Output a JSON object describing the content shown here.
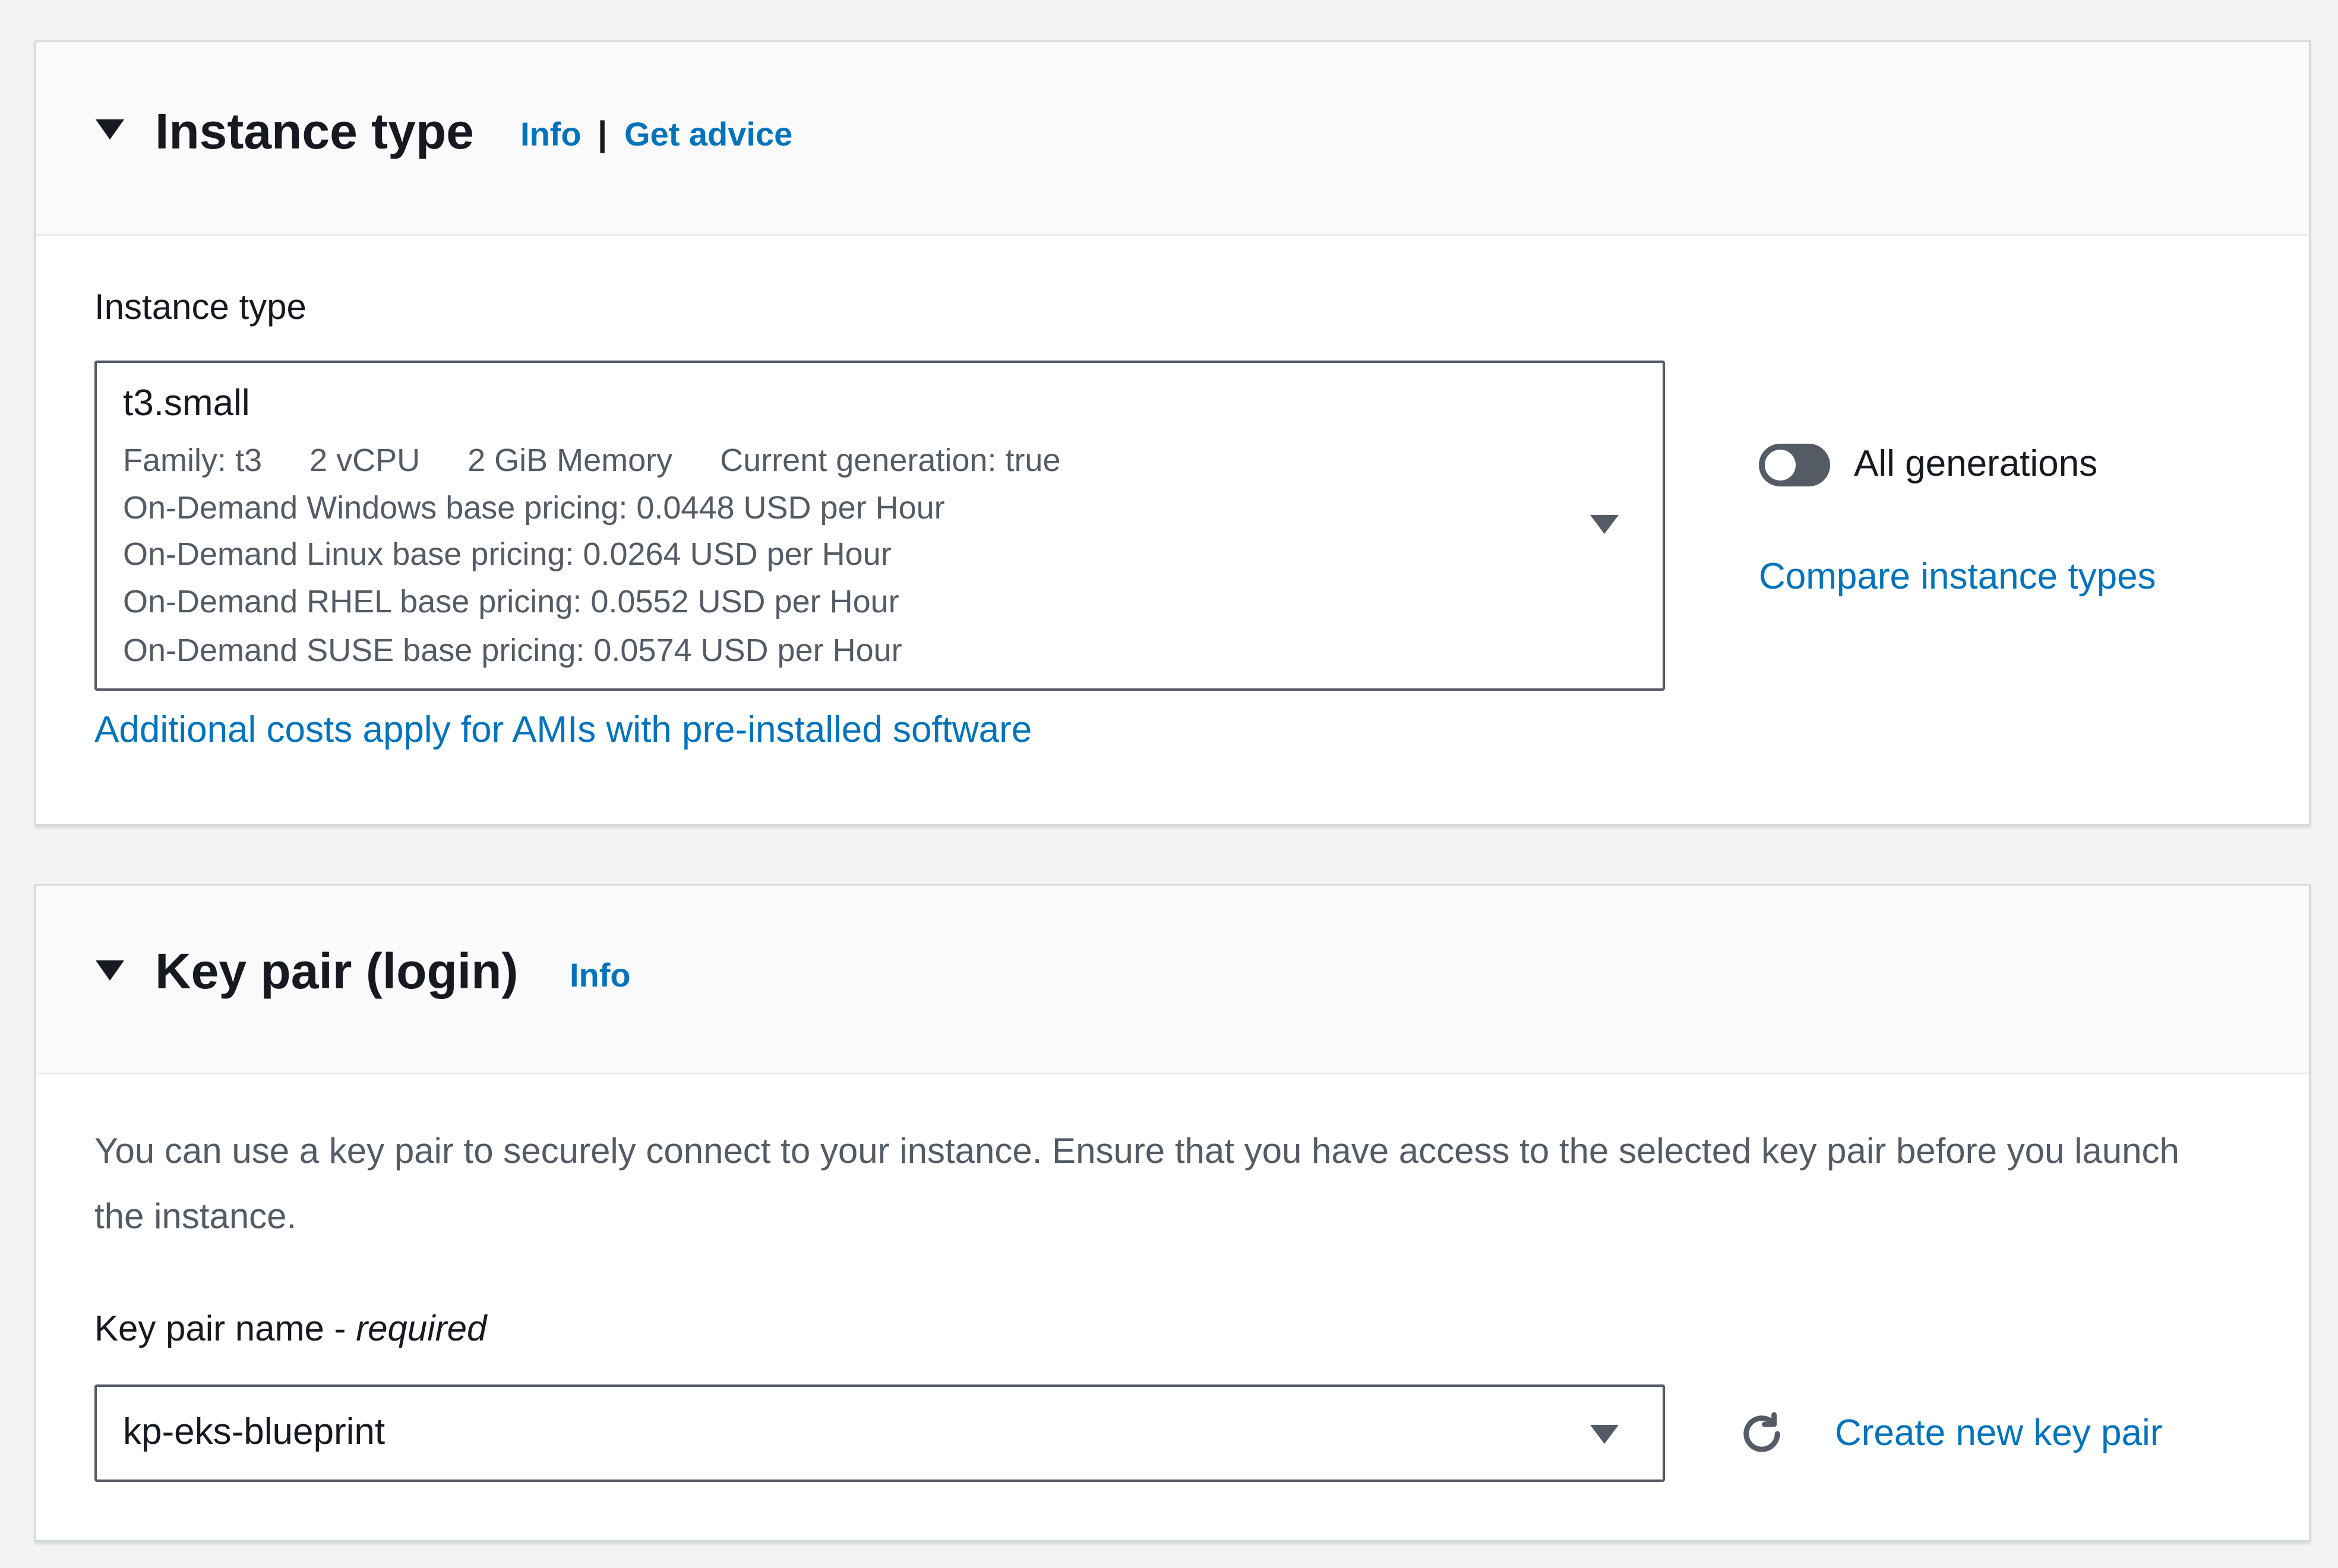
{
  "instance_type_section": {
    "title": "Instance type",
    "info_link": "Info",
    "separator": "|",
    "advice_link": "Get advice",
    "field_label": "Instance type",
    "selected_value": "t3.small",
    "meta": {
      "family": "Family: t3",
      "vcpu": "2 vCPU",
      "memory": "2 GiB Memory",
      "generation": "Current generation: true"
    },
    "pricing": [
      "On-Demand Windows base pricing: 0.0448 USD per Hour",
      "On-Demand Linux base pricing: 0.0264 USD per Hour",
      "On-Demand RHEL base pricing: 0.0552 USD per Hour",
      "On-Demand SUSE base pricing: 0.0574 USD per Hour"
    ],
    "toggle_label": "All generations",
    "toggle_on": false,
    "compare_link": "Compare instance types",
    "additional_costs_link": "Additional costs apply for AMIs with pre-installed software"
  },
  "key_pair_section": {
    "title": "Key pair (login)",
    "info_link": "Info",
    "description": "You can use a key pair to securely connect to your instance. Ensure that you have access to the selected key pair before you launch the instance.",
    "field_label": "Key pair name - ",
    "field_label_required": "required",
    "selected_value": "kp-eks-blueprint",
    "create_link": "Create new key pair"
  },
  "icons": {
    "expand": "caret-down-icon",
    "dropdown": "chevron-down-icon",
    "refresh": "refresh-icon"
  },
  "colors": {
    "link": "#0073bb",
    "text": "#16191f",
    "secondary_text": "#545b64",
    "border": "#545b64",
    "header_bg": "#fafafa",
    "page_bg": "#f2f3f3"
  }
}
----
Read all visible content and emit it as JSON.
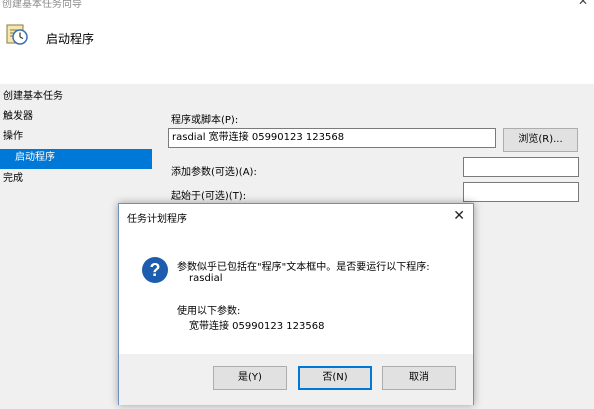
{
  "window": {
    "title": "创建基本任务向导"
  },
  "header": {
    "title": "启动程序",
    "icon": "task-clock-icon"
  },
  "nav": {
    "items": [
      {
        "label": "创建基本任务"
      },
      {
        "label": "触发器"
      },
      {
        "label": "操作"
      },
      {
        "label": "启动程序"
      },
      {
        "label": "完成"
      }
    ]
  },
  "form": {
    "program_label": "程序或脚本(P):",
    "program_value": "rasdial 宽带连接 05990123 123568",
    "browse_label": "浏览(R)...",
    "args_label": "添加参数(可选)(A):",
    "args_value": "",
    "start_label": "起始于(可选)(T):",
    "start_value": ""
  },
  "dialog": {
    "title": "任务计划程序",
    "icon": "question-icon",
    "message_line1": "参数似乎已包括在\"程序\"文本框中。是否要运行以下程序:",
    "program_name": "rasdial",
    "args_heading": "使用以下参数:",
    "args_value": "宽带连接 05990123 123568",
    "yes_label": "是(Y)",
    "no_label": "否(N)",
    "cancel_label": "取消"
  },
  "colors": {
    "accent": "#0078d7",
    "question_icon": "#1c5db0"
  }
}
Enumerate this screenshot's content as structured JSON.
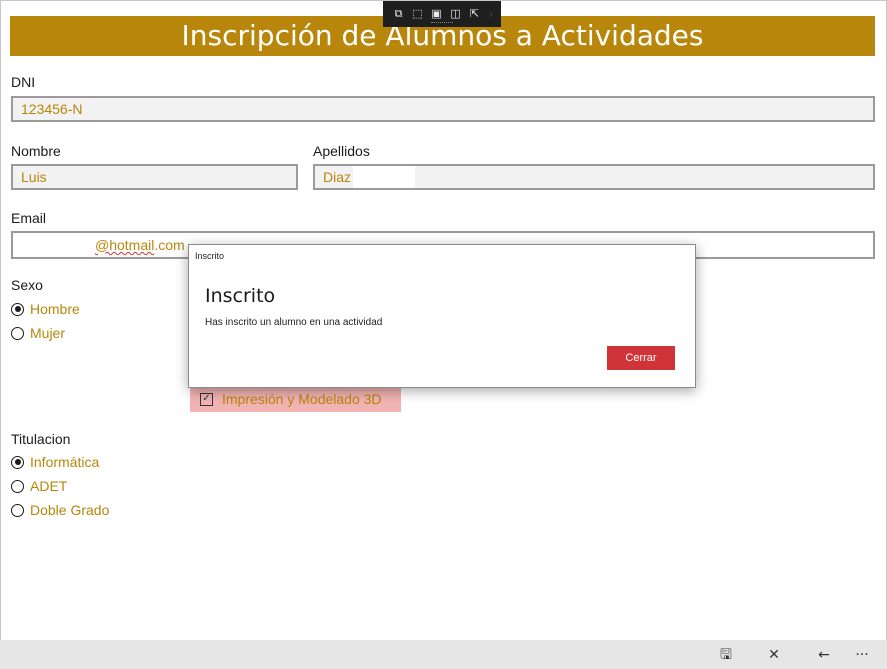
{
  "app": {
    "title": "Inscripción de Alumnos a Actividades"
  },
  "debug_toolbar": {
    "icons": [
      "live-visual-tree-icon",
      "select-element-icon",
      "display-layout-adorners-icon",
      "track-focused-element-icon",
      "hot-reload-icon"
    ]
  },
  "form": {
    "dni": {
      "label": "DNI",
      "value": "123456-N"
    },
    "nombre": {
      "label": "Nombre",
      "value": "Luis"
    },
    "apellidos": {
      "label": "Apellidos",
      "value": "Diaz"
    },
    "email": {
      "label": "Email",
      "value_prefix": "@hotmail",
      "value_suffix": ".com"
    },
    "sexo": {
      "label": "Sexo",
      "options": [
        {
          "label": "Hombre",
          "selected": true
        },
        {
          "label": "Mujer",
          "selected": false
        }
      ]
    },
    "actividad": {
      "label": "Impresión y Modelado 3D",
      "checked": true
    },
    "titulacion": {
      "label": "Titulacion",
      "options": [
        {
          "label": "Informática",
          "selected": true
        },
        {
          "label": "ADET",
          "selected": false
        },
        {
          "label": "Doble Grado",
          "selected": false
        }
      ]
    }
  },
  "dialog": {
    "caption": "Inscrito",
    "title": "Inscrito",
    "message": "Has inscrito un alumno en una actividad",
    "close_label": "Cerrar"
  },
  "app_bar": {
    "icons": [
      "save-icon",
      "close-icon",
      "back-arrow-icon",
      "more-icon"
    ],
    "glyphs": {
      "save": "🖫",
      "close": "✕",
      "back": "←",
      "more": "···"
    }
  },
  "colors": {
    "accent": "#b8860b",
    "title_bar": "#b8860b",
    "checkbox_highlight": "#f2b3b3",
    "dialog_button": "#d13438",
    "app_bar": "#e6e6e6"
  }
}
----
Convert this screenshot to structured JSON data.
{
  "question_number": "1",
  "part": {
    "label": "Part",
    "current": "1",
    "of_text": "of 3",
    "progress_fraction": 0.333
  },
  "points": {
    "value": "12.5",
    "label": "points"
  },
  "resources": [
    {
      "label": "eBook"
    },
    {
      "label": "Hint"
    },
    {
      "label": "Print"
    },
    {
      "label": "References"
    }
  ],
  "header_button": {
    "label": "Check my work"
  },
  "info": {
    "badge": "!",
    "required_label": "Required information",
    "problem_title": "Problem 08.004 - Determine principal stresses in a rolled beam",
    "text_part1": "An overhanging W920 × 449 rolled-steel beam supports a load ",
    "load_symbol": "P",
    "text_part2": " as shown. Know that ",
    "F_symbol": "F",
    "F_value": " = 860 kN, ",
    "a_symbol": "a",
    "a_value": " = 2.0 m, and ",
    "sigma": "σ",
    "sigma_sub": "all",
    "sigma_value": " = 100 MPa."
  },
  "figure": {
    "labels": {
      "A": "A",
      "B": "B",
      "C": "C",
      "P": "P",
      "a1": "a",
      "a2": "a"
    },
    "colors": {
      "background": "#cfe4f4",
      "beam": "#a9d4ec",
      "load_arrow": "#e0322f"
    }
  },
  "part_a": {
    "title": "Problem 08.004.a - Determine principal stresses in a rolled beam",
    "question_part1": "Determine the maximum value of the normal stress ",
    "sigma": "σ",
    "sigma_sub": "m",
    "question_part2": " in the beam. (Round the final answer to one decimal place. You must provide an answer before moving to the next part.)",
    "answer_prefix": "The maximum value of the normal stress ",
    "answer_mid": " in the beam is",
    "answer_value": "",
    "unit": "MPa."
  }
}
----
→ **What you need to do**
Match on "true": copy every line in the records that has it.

→ **Answer to the problem**
      "generation": "Current generation: true"
          "selected": true
      "checked": true
          "selected": true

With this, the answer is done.